The continuation of online classes has its own consequences for more permanent faculty as well. We also need to train and prepare for our online classes—both as a teacher and as a graduate student for some— as we deal with the pandemic and all the anxieties that come with it. I myself have the misfortune of needing to take my comprehensive exams during these times, and so studying for those while also preparing for the classes I will be teaching is, to put it plainly, difficult. From the number of support groups for faculty that I have joined and the number of people in those groups, I believe I would not be reaching when I say that the unprecedented stress of studying, working, and thinking of job insecurity amidst a pandemic is taking its toll on our mental health.

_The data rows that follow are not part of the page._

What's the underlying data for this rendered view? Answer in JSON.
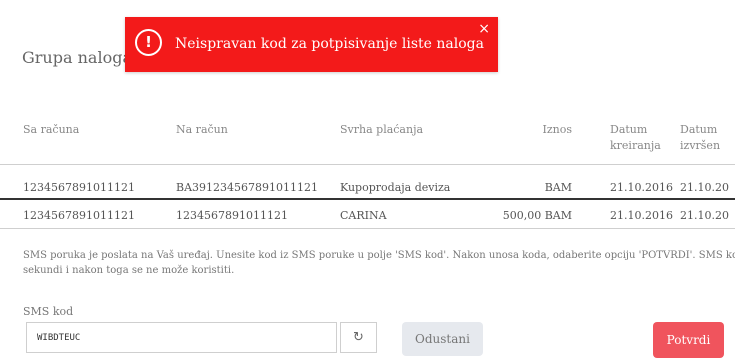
{
  "section": {
    "title": "Grupa naloga z"
  },
  "toast": {
    "icon": "exclamation-circle-icon",
    "icon_glyph": "!",
    "message": "Neispravan kod za potpisivanje liste naloga",
    "close_glyph": "×",
    "background": "#f31a1a"
  },
  "table": {
    "headers": {
      "from_account": "Sa računa",
      "to_account": "Na račun",
      "purpose": "Svrha plaćanja",
      "amount": "Iznos",
      "created_line1": "Datum",
      "created_line2": "kreiranja",
      "executed_line1": "Datum",
      "executed_line2": "izvršen"
    },
    "rows": [
      {
        "from_account": "1234567891011121",
        "to_account": "BA391234567891011121",
        "purpose": "Kupoprodaja deviza",
        "amount": "BAM",
        "created": "21.10.2016",
        "executed": "21.10.20"
      },
      {
        "from_account": "1234567891011121",
        "to_account": "1234567891011121",
        "purpose": "CARINA",
        "amount": "500,00 BAM",
        "created": "21.10.2016",
        "executed": "21.10.20"
      }
    ]
  },
  "info": {
    "line1": "SMS poruka je poslata na Vaš uređaj. Unesite kod iz SMS poruke u polje 'SMS kod'. Nakon unosa koda, odaberite opciju 'POTVRDI'. SMS kod važi 1",
    "line2": "sekundi i nakon toga se ne može koristiti."
  },
  "sms": {
    "label": "SMS kod",
    "value": "WIBDTEUC",
    "refresh_icon": "refresh-icon",
    "refresh_glyph": "↻"
  },
  "actions": {
    "cancel_label": "Odustani",
    "confirm_label": "Potvrdi",
    "confirm_color": "#f0545d"
  }
}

How do we balance the issues of our teachers and students? I do not know. Certain ideological and systemic reforms on the parts of both the government and educational institutions need to take place not only for these issues to be addressed over the long-term but also for the costs of the pandemic on both students and teachers to be minimized as soon and as much as possible. The only thing we can do for now, perhaps, is to be compassionate toward our teachers, students, and ourselves, and to speak up on these issues while understanding that solutions are not as simple as canceling or continuing online classes. One thing, however, is for sure: institutions themselves need to exercise this compassion toward their students and their contractual faculty and staff. As we begin our journey toward this new normal, it is our job to ensure that practices which result in the issues I have discussed above do not have any place in our lives—pandemic or not.

Hess, A. (2020, July 2). At least 50,904 college workers have been laid off or furloughed because of Covid-19. CNBC Make It.

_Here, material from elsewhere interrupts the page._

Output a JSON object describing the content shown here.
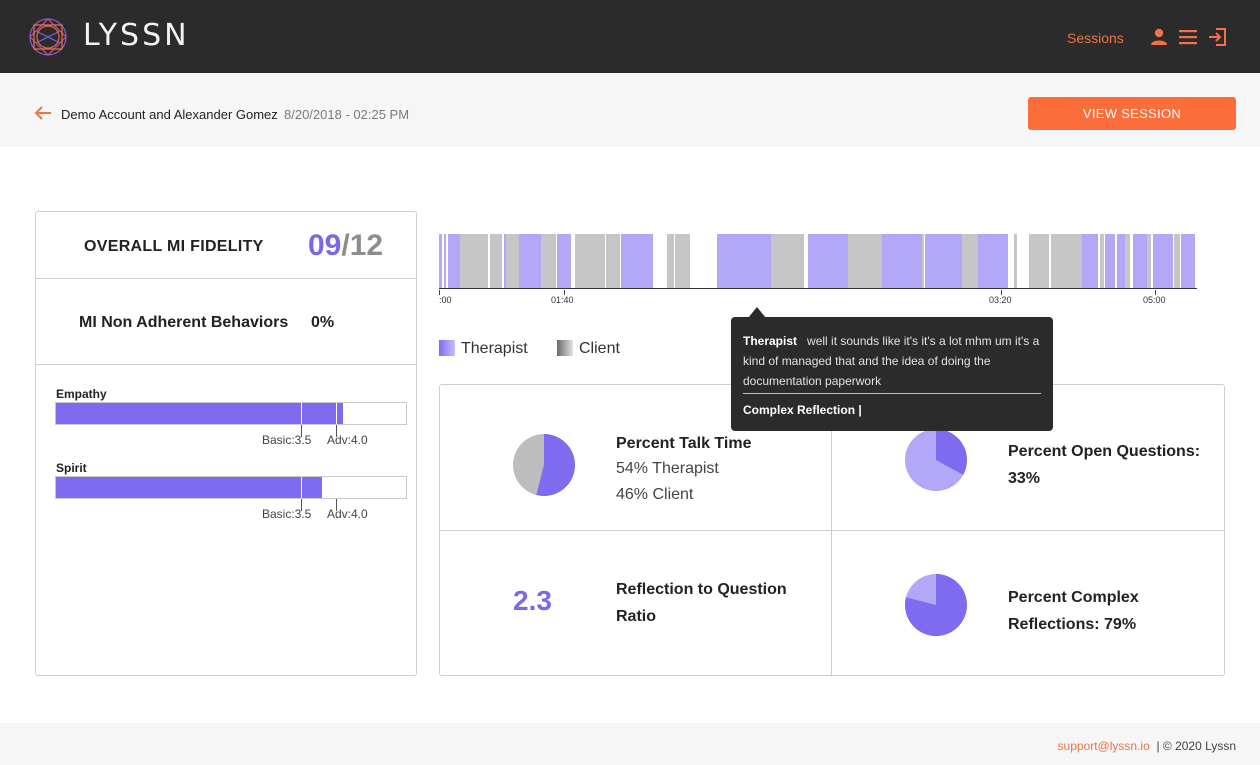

Staton, B. (2020, July 20). Universities to cut thousands of academics on short contracts. Financial Times.

Summers, A. (2020, May 15). UK universities prepare all-out assault on staff and students in wake of pandemic. World Socialist Web Site.

The views and opinions expressed in this note are the author’s own and do not necessarily reflect those of the School of Humanities and/or the Ateneo de Manila University.